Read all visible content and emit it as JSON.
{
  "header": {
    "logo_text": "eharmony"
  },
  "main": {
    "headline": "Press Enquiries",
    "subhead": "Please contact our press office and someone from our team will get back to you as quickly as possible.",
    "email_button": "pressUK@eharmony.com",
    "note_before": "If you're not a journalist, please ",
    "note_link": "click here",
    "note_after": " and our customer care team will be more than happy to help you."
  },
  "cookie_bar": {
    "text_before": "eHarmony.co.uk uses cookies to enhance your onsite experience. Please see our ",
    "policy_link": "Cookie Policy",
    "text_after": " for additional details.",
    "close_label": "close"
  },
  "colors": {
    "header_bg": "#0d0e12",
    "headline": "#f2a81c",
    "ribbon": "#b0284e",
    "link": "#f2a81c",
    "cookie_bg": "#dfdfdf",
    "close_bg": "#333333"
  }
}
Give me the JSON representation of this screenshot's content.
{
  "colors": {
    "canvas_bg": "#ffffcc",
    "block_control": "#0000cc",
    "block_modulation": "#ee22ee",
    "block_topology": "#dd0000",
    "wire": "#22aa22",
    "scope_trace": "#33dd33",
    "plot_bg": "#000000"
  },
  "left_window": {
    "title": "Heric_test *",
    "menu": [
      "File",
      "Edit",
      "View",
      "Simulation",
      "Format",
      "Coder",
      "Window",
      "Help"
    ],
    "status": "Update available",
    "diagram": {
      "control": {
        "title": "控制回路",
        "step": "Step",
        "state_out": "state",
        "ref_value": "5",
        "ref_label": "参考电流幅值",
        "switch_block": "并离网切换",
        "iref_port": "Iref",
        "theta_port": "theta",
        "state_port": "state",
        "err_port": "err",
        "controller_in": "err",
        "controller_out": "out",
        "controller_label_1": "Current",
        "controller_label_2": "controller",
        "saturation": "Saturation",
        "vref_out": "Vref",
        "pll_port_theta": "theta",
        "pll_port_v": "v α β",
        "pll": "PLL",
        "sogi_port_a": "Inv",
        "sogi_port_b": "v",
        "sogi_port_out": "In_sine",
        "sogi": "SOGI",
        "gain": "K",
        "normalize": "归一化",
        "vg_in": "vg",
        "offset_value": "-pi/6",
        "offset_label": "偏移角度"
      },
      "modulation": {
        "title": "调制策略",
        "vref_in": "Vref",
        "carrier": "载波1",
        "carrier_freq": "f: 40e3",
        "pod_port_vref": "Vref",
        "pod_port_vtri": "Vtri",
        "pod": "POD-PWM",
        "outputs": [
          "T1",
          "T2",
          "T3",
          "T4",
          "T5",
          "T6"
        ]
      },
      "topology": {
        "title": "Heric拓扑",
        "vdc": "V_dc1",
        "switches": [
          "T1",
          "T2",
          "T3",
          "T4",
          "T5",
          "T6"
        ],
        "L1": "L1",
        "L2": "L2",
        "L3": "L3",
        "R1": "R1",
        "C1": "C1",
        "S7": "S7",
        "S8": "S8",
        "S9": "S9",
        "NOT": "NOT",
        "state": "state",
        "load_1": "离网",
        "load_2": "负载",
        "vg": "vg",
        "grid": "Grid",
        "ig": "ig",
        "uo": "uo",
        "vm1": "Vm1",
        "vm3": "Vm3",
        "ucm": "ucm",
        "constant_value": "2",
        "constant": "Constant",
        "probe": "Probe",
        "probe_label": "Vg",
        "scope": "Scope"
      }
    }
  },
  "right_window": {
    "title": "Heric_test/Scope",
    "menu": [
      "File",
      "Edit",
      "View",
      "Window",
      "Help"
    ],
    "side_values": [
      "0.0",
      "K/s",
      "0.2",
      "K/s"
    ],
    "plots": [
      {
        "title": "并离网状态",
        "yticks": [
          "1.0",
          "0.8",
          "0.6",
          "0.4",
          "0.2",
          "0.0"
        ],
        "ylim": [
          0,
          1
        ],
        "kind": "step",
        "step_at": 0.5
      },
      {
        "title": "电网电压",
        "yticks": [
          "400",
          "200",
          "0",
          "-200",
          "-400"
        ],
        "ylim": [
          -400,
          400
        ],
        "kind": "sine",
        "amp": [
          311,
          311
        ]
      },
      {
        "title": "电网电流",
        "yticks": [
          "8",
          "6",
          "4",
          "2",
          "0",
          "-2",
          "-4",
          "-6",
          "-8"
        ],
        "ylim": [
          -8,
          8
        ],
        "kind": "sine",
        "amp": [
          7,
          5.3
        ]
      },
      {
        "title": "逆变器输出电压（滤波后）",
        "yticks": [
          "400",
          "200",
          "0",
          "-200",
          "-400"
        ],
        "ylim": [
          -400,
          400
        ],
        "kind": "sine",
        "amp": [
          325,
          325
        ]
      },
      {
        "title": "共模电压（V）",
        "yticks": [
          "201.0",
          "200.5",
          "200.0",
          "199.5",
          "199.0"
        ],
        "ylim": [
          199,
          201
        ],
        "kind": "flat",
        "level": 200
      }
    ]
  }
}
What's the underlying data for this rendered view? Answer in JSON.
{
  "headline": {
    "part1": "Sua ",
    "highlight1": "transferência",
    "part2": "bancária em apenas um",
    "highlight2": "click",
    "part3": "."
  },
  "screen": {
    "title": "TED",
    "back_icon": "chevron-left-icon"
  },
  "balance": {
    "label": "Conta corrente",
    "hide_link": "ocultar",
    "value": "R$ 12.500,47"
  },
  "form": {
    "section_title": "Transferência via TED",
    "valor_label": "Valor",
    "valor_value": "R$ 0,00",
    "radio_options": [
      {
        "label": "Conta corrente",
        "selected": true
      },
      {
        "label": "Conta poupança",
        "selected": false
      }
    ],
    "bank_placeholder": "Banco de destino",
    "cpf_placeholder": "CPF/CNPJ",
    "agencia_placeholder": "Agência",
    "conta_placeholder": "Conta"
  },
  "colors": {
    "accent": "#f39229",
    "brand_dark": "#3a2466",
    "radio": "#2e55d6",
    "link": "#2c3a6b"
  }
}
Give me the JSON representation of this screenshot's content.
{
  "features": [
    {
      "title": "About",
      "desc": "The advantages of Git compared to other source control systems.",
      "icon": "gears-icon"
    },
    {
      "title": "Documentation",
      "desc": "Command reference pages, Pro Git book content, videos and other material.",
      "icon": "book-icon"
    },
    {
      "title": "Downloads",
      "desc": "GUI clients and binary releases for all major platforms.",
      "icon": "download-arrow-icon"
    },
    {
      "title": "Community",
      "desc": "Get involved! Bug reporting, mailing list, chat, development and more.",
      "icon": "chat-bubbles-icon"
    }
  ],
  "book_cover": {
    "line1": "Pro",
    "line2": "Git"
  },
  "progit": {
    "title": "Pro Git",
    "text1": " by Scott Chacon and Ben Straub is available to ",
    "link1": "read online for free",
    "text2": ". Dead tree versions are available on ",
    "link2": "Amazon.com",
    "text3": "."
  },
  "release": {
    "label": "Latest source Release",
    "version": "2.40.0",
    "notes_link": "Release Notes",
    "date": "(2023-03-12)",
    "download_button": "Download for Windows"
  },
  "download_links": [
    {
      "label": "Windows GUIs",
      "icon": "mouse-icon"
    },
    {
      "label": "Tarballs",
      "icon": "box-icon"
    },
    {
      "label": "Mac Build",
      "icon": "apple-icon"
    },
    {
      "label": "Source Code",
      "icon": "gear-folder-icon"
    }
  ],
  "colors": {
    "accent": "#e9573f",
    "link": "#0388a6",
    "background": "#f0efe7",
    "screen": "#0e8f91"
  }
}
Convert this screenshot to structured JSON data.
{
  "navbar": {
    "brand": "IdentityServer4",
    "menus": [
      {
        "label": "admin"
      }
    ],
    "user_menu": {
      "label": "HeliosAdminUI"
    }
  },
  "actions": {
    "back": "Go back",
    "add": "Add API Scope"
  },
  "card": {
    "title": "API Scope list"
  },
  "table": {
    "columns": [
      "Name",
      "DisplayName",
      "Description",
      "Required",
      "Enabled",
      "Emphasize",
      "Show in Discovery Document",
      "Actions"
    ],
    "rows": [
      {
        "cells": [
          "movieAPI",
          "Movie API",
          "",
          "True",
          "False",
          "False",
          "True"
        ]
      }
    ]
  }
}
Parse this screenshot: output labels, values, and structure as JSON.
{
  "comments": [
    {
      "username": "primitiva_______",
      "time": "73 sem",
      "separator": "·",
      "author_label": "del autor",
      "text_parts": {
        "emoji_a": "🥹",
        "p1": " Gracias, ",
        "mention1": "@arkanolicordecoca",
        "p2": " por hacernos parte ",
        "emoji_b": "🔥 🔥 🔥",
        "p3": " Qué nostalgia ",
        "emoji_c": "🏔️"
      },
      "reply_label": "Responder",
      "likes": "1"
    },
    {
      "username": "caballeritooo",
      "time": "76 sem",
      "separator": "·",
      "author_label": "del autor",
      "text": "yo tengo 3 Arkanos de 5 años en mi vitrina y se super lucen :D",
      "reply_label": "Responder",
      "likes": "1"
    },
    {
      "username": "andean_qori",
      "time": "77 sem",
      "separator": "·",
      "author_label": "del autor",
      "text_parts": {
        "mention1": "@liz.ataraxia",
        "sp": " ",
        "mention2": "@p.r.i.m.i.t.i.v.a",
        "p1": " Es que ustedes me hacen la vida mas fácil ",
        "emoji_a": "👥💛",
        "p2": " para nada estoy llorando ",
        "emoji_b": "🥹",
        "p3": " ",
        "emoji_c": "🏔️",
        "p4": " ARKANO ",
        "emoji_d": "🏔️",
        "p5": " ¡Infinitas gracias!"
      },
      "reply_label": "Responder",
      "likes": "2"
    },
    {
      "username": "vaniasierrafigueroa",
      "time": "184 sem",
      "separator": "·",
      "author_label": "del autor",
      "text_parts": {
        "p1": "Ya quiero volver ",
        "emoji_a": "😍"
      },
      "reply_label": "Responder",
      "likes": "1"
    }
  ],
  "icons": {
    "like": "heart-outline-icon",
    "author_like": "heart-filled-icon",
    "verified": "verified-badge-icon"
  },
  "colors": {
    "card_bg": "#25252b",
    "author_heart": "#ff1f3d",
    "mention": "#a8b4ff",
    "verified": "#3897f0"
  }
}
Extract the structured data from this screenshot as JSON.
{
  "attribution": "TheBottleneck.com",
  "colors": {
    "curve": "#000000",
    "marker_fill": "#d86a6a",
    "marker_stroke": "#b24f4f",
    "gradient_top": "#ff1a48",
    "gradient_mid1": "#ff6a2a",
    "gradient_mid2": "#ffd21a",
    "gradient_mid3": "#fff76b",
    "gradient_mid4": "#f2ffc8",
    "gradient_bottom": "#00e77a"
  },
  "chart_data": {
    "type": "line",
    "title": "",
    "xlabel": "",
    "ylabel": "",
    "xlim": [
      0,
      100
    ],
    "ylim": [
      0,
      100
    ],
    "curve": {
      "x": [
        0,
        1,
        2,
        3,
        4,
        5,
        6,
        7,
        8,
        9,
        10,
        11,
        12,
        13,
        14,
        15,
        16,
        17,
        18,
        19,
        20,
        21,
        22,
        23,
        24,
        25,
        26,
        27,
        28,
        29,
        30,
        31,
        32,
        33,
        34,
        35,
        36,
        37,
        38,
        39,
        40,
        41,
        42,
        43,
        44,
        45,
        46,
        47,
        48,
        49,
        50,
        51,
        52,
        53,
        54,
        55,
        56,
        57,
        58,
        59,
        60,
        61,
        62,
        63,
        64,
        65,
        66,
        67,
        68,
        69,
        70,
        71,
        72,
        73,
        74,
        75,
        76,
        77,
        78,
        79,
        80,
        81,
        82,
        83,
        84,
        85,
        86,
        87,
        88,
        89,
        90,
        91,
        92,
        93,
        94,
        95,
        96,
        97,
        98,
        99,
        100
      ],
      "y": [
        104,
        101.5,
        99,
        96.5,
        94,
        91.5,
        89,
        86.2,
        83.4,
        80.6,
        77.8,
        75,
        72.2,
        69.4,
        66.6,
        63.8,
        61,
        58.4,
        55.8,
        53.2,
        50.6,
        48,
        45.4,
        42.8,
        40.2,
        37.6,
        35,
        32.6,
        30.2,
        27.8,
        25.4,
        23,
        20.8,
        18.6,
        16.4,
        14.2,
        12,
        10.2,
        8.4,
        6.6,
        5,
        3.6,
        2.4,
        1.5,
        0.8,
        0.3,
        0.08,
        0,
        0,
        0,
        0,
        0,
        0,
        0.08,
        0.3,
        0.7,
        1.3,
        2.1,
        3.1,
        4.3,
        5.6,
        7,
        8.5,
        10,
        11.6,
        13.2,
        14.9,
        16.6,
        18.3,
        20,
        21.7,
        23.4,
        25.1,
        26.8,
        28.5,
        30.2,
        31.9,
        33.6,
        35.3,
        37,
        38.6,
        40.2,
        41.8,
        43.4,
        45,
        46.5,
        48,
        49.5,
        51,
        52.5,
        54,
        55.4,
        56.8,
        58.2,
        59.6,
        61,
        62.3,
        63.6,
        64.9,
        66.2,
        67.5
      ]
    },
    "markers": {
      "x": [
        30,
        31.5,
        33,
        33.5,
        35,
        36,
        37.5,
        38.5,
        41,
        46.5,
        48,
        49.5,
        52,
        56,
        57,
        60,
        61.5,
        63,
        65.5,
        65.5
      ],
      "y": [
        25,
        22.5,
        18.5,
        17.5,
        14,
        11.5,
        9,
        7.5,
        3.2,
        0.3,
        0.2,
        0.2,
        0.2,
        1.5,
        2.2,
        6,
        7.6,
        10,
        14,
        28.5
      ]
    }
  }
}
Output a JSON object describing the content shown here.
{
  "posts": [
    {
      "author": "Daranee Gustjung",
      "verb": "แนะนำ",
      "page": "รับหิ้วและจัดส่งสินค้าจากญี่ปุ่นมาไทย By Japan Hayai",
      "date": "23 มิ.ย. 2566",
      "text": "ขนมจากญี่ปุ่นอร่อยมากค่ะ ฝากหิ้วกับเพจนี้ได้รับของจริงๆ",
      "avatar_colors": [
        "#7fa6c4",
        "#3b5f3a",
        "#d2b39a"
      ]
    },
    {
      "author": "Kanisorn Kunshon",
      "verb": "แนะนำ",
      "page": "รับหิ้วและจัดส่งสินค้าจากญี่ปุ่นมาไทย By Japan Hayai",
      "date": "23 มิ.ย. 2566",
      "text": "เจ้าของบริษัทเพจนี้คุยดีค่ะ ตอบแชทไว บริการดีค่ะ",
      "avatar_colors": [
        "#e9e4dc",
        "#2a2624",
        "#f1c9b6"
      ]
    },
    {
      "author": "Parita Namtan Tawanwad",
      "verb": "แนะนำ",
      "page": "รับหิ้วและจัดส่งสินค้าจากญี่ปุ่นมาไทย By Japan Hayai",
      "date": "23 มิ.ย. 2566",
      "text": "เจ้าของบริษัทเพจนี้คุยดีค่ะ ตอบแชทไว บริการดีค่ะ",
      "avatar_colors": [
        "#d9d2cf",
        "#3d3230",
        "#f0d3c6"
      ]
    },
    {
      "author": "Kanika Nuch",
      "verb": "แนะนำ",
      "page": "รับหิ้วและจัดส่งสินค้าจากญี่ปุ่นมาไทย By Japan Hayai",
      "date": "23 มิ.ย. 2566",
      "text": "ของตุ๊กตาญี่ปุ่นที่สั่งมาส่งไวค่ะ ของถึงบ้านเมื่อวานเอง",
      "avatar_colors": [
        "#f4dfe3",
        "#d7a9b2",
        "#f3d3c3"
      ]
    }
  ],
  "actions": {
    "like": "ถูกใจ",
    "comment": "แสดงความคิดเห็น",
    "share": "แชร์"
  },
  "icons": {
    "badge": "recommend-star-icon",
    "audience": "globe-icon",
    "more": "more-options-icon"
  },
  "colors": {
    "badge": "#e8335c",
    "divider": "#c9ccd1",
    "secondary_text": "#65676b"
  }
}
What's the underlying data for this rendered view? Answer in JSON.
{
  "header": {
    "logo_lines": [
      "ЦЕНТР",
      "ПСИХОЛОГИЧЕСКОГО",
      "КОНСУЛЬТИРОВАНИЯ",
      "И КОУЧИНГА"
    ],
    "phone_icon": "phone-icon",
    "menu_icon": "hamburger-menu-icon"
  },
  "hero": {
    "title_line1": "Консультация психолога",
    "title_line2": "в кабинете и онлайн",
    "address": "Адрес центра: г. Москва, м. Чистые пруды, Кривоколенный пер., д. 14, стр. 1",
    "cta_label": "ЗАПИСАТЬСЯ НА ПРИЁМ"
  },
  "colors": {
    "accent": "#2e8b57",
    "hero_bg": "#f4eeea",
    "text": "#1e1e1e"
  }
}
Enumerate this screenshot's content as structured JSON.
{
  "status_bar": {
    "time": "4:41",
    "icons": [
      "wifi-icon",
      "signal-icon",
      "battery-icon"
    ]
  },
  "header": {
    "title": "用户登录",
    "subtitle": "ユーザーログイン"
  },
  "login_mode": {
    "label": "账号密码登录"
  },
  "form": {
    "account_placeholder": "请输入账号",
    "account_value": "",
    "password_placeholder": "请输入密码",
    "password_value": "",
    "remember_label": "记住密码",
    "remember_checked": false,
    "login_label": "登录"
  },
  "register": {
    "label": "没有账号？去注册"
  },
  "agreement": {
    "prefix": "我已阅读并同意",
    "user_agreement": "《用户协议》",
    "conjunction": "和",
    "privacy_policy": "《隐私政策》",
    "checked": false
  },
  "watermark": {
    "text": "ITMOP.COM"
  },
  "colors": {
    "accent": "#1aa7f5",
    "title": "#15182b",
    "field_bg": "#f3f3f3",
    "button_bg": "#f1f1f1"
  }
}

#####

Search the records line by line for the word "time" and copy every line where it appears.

■ Solved problem
      "time": "73 sem",
      "time": "76 sem",
      "time": "77 sem",
      "time": "184 sem",
    "time": "4:41",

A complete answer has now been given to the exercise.